CORPUS CHRISTI, Texas — The 7AM, Wednesday forecast cone for Tropical Storm Cristobal brings the tropical storm into Mexico today, downgraded to a tropical depression as it sits over Mexico Thursday, and then back into the Bay of Campeche Friday. Cristobal will then track north, regaining tropical storm strength, making landfall somewhere between Galveston and New Orleans as a tropical storm Sunday night/Monday morning. So, what's keeping it from making a sudden turn toward South Texas?
High pressure in Mexico this morning will slowly drift to the northeast, along with Cristobal. High pressure acts as somewhat of a buffer and because it will be west of the storm, the storm won't want to make a turn into the high. High pressure centers are 'blocking' features.
By Sunday, the high will be centered over the Central Plains and moving east. That eastward movement from Sunday into Monday will likely cause Cristobal to make a more westerly movement. How far west, still in question. But that's why I think the TX/LA border is still somewhat vulnerable. A graphical progression of this below...
For The Coastal Bend, effects will be minor and confined to the coast. The storms will pass 400-500 miles off-shore from the Coastal Bend as it tracks north. We'll experience higher than normal waves and longer period swells leading to higher than normal tides and minor coastal flooding.
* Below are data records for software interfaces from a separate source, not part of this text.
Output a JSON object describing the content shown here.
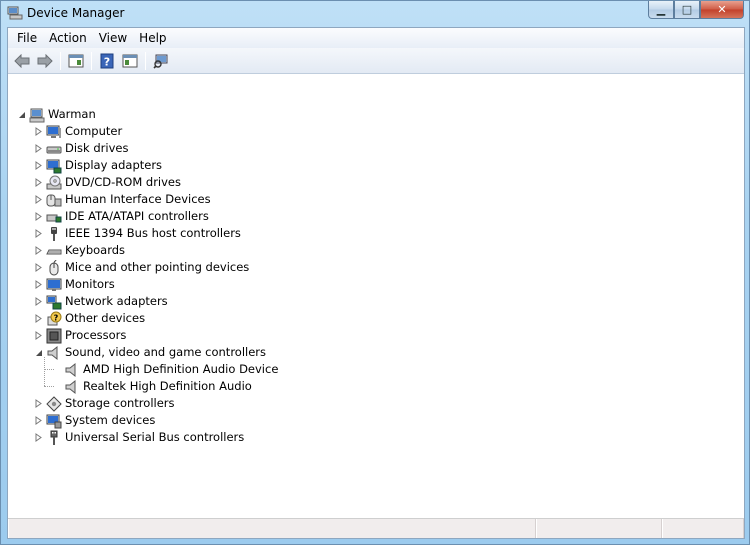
{
  "window": {
    "title": "Device Manager",
    "minimize_glyph": "▁",
    "maximize_glyph": "□",
    "close_glyph": "✕"
  },
  "menu": [
    "File",
    "Action",
    "View",
    "Help"
  ],
  "toolbar": {
    "buttons": [
      "back-icon",
      "forward-icon",
      "properties-pane-icon",
      "help-icon",
      "console-tree-icon",
      "scan-hardware-icon"
    ]
  },
  "tree": {
    "root": "Warman",
    "categories": [
      {
        "label": "Computer",
        "icon": "computer-icon",
        "expanded": false
      },
      {
        "label": "Disk drives",
        "icon": "disk-drive-icon",
        "expanded": false
      },
      {
        "label": "Display adapters",
        "icon": "display-adapter-icon",
        "expanded": false
      },
      {
        "label": "DVD/CD-ROM drives",
        "icon": "dvd-drive-icon",
        "expanded": false
      },
      {
        "label": "Human Interface Devices",
        "icon": "hid-icon",
        "expanded": false
      },
      {
        "label": "IDE ATA/ATAPI controllers",
        "icon": "ide-controller-icon",
        "expanded": false
      },
      {
        "label": "IEEE 1394 Bus host controllers",
        "icon": "ieee1394-icon",
        "expanded": false
      },
      {
        "label": "Keyboards",
        "icon": "keyboard-icon",
        "expanded": false
      },
      {
        "label": "Mice and other pointing devices",
        "icon": "mouse-icon",
        "expanded": false
      },
      {
        "label": "Monitors",
        "icon": "monitor-icon",
        "expanded": false
      },
      {
        "label": "Network adapters",
        "icon": "network-adapter-icon",
        "expanded": false
      },
      {
        "label": "Other devices",
        "icon": "other-devices-icon",
        "expanded": false
      },
      {
        "label": "Processors",
        "icon": "processor-icon",
        "expanded": false
      },
      {
        "label": "Sound, video and game controllers",
        "icon": "speaker-icon",
        "expanded": true,
        "children": [
          "AMD High Definition Audio Device",
          "Realtek High Definition Audio"
        ]
      },
      {
        "label": "Storage controllers",
        "icon": "storage-controller-icon",
        "expanded": false
      },
      {
        "label": "System devices",
        "icon": "system-devices-icon",
        "expanded": false
      },
      {
        "label": "Universal Serial Bus controllers",
        "icon": "usb-icon",
        "expanded": false
      }
    ]
  },
  "colors": {
    "title_gradient": "#a8d2f0",
    "status_bg": "#f1eded"
  }
}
Also, an elevated risk for rip currents. If you have plans to go to the beach this weekend, driving will be difficult due to coastal flooding and swimming will be dangerous because of the rip current risk. Take note.
- Holt, out